National Transportation Safety Board
Office of Public Affairs
The following statement was released this afternoon by National Transportation Safety Board Chairman Jim Hall.
The National Transportation Safety Board's investigation of the crash of Egyptair flight 990 is continuing on several fronts.
Cockpit Voice Recorder Group
The Cockpit Voice Recorder Group has completed a substantial portion of its work. The group is led by NTSB officials, and has members representing EgyptAir, the Egyptian government, the Federal Aviation Administration, Boeing Commercial Airplane Group and Pratt & Whitney Engines. The Federal Bureau of Investigation has observer status on the group.
A working Arabic transcript of the recording is completed, as is a working English translation. Further refinements are possible before the transcript is considered complete. Under federal law, transcripts of pertinent portions of cockpit voice recordings are released at a Safety Board public hearing on the accident or, if no hearing is held, when a majority of the factual reports are made public.
The timing of the CVR has been correlated with events on the Flight Data Recorder.
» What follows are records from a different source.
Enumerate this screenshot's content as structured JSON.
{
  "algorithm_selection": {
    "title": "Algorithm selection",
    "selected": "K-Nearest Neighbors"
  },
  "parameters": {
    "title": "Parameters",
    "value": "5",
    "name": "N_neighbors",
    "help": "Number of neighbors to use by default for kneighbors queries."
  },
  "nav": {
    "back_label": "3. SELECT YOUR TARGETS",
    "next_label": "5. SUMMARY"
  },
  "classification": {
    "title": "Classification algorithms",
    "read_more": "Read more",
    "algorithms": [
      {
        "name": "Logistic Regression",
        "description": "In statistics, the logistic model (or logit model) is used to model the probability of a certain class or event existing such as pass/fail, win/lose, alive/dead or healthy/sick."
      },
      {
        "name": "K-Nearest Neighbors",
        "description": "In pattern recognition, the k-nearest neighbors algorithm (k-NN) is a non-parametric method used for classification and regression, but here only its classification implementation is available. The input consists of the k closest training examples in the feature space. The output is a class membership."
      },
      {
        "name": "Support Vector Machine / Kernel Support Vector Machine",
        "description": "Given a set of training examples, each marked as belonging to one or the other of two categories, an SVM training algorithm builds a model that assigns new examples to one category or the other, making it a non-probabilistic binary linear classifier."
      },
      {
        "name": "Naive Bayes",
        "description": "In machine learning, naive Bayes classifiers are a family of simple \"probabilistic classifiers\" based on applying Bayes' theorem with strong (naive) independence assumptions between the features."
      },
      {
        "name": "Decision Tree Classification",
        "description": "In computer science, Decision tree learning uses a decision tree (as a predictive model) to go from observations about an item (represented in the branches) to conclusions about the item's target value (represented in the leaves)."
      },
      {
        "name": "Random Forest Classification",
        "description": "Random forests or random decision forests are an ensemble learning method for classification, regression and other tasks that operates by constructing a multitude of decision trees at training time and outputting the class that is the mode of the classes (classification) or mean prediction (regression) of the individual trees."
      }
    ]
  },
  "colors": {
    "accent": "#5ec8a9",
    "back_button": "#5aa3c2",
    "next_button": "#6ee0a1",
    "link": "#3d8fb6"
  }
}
While sound spectrum analysis work is continuing, no sounds have been detected that would be consistent with mechanical failures or an explosion.
The 31 ½ minute tape begins before the aircraft takes off from John F. Kennedy Airport in New York. Routine air traffic control (ATC) communications are heard throughout the recording, and at no time did a member of the flight crew use radio communications to advise ATC of either an emergency or a mechanical failure or concern.
As you know, there has been much speculation generated by the disclosure of purported contents of the CVR. As I've already stated, by law the transcript cannot be released by us until a certain stage in our investigation, and we have not yet reached that stage. After careful consideration, I do not believe this transcript can be characterized or further described without adding to the speculation or misleading the public about the contents of the recording. Therefore, I think the public will be better served by waiting for the release of the transcript in conjunction with other factual reports, in accordance with Board procedures and current law.
Aircraft Performance Group
The Safety Board's Aircraft Performance Group completed its initial simulator work this week at a Boeing facility near Seattle. The same parties on the CVR group are represented on the performance group.
For the last several weeks, Boeing engineers have been preparing the 767 simulator (involving rewriting computer codes) to use the recorded information from flight 990's FDR to drive the simulation. This "backdriving" of the 767 Engineering Simulator Cab with recorded FDR and computed flight control data is used to recreate the instrument displays and control input mechanism motions that would have occurred in the cockpit during the accident.
Pilots and other experts are able to follow the accident flight path and to feel the forces needed to be applied to the control input mechanisms in the 767 Simulator Cab. However, they are not able to feel the accelerative forces on their bodies that they would have experienced while in actual flight. Because simulators do not have the same mechanical components as the actual airplane, the simulator cannot move the Captain's and First Officer's control columns independently. Therefore, work with independent movement of the elevator controls to assess the split elevator condition was accomplished in a Boeing 767 on the ground at the Boeing facility.
Results of this group's activities will be included in the Aircraft Performance Group Factual Report.
The Smit Pioneer, which the U.S. Navy's Supervisor of Salvage and Diving has contracted on behalf of the Safety Board to recover human remains and wreckage from flight 990, is now expected to leave Quonset Point, Rhode Island on Monday. It was expected to leave late this week but adverse weather has postponed the beginning of its mission. See our news advisory of December 6 - found on our web site at www.ntsb.gov - for more information on this ship.
It is currently planned that once the ship is on station, it will conduct its salvage operations for about a week before returning to port. The need for further operations will be evaluated at that time.
FBI Director Louis Freeh and I intend to visit the ship while it is still in port at Quonset Point on Monday, December 13. We will meet the news media at Pier 2 of the Davisville Depot (at the end of Davisville Road) at a time to be announced.
We will provide further updates of factual information on our investigation of the crash of EgyptAir flight 990 as events warrant. As we enter the holiday season, I ask that you keep the families of those who lost their lives on flight 990 in your thoughts and prayers.
NTSB Office of Public Affairs: (202) 314-6100
The National Transportation Safety Board (NTSB) is an independent federal agency charged with determining the probable cause
of transportation accidents, promoting transportation safety, and assisting victims of transportation accidents and their families.